WINSTON — Preserving the declining numbers of cheetahs in the world was the topic addressed by conservationist Rebecca Klein at Wildlife Safari Monday.
As executive director of Cheetah Conservation Botswana, an organization that began in 2003, Klein discussed recent accomplishments made in preventing further species decline. Education about cheetahs was at the forefront.
“Cheetahs are one of the world’s most threatened large cats today,” Klein said. “Their populations have halved in just a few decades.”
Cheetahs today are found mainly in Iran and in eastern and southern Africa, with Botswana located in the middle of southern Africa. Over the last hundred years, cheetahs have decreased in population by 90 percent.
In 1900, the cheetah population was estimated at 100,000. Today there are less than 10,000, according to the Cheetah Conservation Fund. The decrease in number is a result of increasing human wildlife conflict, habitat loss and the illegal wildlife trade.
Today, Botswana is home to the second largest population of cheetahs in the world, with approximately 2,000 animals, which is about 20 percent of the world’s cheetahs. Namibia is home to the largest population.
Although about 21 percent of Botswana is wildlife protected, cheetahs roam outside the protected areas. With Botswana seeing increases in cattle and livestock since the 1960s, livestock owners who share the land with cheetahs consider the cats to be a threat to livestock and their livelihoods.

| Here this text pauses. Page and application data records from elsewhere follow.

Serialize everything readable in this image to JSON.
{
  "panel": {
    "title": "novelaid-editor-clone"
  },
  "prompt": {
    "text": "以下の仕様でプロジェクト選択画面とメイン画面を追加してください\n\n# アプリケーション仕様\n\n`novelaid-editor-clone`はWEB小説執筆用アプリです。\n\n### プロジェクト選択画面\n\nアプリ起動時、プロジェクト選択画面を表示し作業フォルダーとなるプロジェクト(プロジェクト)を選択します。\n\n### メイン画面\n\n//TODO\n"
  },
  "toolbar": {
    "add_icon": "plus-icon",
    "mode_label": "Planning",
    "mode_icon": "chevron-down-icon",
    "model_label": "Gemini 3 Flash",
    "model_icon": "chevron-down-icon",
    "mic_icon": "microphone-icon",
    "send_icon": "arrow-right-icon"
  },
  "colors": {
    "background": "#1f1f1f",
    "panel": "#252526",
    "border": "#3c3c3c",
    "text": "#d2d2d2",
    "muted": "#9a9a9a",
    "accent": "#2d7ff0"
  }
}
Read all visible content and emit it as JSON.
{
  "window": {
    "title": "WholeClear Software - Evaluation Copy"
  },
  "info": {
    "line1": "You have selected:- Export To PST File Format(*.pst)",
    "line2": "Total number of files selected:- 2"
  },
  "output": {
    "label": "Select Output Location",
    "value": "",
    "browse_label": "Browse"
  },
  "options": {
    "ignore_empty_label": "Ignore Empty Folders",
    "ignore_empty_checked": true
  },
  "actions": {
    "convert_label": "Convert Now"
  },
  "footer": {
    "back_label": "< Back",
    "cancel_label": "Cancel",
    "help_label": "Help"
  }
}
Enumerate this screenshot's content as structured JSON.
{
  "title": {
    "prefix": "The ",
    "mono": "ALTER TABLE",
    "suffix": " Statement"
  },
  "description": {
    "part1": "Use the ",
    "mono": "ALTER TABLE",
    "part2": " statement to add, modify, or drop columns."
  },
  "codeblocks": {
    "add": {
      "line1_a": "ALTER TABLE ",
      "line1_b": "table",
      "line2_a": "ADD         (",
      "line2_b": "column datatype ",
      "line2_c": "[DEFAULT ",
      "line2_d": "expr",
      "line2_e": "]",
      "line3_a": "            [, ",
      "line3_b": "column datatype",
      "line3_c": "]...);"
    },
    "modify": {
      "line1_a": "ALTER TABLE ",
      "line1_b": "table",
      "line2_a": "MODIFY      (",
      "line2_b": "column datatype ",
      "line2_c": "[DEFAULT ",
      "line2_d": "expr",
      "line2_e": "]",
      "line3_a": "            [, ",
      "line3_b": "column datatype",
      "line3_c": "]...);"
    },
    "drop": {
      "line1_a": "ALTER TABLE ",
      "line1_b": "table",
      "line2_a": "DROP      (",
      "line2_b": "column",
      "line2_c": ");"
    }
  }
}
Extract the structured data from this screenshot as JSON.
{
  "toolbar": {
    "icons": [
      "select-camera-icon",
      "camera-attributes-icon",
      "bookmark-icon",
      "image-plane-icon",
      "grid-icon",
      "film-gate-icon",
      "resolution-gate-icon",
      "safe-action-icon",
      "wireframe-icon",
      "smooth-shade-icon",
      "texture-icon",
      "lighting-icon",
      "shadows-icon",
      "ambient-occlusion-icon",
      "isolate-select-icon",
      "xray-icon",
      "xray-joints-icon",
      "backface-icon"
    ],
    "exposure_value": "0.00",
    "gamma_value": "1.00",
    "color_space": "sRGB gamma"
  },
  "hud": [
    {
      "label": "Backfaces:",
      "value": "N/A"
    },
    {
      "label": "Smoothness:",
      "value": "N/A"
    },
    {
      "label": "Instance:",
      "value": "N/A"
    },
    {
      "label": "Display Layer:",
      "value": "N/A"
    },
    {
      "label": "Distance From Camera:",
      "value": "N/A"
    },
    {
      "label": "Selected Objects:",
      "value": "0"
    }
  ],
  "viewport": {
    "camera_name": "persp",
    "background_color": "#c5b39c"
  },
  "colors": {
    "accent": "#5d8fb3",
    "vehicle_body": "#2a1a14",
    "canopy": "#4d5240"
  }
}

As a result, retaliatory killings have threatened the already vulnerable cheetah population. By working with communities and governments to present alternatives to killing or selling the cats, CCB has created a brighter future for the cheetah.
One of the challenges in the Kalahari Desert region of Botswana is ensuring the coexistence between people and wildlife. The CCB does this by educating people about the low numbers of cheetahs left and informing them that Botswana is home to one of the largest cheetah populations in the world.
The organization’s efforts include scientific research to gain knowledge about cheetah behavior that can be shared with local farmers. Other methods include teaching farmers about livestock management and animal enclosures.
“There is a lack of knowledge about these elusive cats,” Klein said.
Another program the organization participates in is a livestock guard dog program that trains local dogs to ward off predators. Bush camps for several days are also hosted to educate teachers and students about conservation practices for future generations.
While Botswana may have the second largest population of cheetahs in the world, Wildlife Safari has the second most prolific captive breeding program in the world. To date, Wildlife Safari has had 201 cheetah cubs born at the park.
As partners, Wildlife Safari donated $1,000 to the CCB Tuesday to assist with its cheetah conservation efforts.
For more information about Cheetah Conservation Botswana, see www.cheetahconservationbotswana.org.